The database was begun by Professor Sharon Pickering and Associate Professor Leanne Weber as part of BOb’s Deaths at the Global Frontier project, culminating in the publication of the book Globalization and Borders: Death at the Global Frontier in 2011.
The Border Crossing Observatory continues to periodically update The Australian Border Deaths Database in line with the methodology detailed in Globalization and Borders: Death at the Global Frontier
The most recent version records deaths at the Australian frontier for the period 1 January 2000 – August 2017, with a recorded 1,995+ border deaths. [my yellow bolding]

Deaths in 2017 to date:

8-Mar-17 New Zealander, male - suspected suicide by hanging in Maribyrnong Immigration Detention Centre.

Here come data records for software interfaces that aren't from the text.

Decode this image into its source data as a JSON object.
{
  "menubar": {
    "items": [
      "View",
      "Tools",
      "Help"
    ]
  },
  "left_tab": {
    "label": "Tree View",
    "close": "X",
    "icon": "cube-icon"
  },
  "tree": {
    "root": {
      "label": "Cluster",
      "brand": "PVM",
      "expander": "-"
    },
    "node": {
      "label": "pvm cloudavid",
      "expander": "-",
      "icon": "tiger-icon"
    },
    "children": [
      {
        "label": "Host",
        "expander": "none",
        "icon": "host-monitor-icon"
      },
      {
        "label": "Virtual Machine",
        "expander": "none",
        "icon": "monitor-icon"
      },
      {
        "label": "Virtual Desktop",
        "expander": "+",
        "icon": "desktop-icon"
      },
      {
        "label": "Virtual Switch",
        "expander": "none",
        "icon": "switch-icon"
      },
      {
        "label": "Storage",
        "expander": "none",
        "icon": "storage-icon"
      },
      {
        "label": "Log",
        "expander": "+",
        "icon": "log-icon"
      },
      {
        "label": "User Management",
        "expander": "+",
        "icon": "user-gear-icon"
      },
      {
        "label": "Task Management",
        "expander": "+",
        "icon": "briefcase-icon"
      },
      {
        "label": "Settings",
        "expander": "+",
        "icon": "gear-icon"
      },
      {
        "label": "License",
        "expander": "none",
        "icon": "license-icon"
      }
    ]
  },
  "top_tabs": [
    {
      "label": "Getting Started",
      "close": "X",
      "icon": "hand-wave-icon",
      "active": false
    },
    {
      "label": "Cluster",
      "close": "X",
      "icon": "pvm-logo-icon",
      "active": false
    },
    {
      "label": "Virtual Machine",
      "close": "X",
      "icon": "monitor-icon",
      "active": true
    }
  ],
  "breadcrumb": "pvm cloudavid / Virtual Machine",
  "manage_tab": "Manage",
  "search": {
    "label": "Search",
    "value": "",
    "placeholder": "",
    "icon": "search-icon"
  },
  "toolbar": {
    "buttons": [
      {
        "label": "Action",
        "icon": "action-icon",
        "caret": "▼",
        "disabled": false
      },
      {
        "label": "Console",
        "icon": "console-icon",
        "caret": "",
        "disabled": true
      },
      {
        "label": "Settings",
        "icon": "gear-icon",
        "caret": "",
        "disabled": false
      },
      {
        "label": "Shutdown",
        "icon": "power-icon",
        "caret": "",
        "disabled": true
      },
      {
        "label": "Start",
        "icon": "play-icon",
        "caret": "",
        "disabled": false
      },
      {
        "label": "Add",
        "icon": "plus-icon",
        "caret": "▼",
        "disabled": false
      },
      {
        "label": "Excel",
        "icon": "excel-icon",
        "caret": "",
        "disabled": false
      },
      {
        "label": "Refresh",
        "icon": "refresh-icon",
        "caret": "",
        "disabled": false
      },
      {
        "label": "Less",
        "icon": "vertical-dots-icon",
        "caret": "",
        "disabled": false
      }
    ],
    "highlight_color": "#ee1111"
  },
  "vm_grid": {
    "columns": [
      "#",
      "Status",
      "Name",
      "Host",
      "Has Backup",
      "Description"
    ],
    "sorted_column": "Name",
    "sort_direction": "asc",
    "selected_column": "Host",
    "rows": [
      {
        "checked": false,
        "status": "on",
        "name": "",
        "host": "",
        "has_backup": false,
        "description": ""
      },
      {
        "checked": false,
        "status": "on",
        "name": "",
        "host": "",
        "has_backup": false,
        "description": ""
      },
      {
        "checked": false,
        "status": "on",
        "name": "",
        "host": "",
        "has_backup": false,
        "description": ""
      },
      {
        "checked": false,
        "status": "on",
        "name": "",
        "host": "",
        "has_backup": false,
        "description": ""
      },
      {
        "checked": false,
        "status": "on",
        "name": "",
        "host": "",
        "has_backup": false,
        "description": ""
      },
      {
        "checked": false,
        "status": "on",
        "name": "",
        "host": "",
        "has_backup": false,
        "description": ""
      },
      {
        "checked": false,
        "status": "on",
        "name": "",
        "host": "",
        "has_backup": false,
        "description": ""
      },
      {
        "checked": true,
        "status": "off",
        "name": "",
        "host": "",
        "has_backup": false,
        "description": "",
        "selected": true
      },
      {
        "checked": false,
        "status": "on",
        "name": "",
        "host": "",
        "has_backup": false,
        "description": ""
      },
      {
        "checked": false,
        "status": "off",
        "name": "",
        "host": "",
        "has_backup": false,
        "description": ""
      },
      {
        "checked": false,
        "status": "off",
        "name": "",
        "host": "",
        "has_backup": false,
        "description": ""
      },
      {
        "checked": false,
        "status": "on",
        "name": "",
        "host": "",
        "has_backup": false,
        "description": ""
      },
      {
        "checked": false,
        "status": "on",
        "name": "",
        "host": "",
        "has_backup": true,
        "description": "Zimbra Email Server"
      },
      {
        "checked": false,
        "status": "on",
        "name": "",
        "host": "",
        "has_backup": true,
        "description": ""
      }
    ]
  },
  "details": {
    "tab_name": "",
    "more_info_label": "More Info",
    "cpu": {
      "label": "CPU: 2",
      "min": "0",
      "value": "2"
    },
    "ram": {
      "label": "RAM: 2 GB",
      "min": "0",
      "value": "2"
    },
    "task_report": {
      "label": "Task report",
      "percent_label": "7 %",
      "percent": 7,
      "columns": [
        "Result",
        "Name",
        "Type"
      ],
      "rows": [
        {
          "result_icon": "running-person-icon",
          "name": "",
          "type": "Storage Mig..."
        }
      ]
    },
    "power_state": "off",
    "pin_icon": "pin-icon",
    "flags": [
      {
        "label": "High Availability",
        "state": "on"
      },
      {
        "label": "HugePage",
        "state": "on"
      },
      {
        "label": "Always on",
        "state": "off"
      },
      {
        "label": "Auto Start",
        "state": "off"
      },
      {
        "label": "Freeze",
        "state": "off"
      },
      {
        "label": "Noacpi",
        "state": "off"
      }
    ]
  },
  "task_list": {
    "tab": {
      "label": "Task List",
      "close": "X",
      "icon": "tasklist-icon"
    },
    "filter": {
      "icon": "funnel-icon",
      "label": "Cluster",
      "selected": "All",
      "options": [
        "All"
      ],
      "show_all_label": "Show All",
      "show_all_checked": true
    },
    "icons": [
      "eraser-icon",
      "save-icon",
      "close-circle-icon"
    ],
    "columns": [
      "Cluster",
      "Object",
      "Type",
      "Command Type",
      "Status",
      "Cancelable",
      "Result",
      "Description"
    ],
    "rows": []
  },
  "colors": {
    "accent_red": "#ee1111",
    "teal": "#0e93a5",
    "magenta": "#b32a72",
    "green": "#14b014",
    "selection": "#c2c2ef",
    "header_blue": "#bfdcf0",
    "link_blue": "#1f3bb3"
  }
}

7-June-17 Matthew Taylor, New Zealander, male - committed suicide in New Zealand, a year and a half after his deportation under s501 of the Migration Act. He was in a desperate situation in New Zealand with limited support and ties to the country following his return. He moved to Australia with his family as a toddler and had never left Sydney until his deportation following his prison sentence for a string of minor offences. He has a young child in Sydney and his immediate family still live there.

3-July-17 (week beginning) Majid Hassanloo (brother of Saeed Hasanloo), 39 years old, Iranian, male - found dead in the house he was minding in Sydney from a suspected drug overdose. Majid was released from detention in December 2015 but was not offered adequate support. His psychological deterioration was profound.

7-Aug-17 Hamed Shamshiripour, 31 years old, Iranian, male - found dead in the forest near the Australian-run East Lorengau refugee transit centre on Manus Island. Suspected suicide.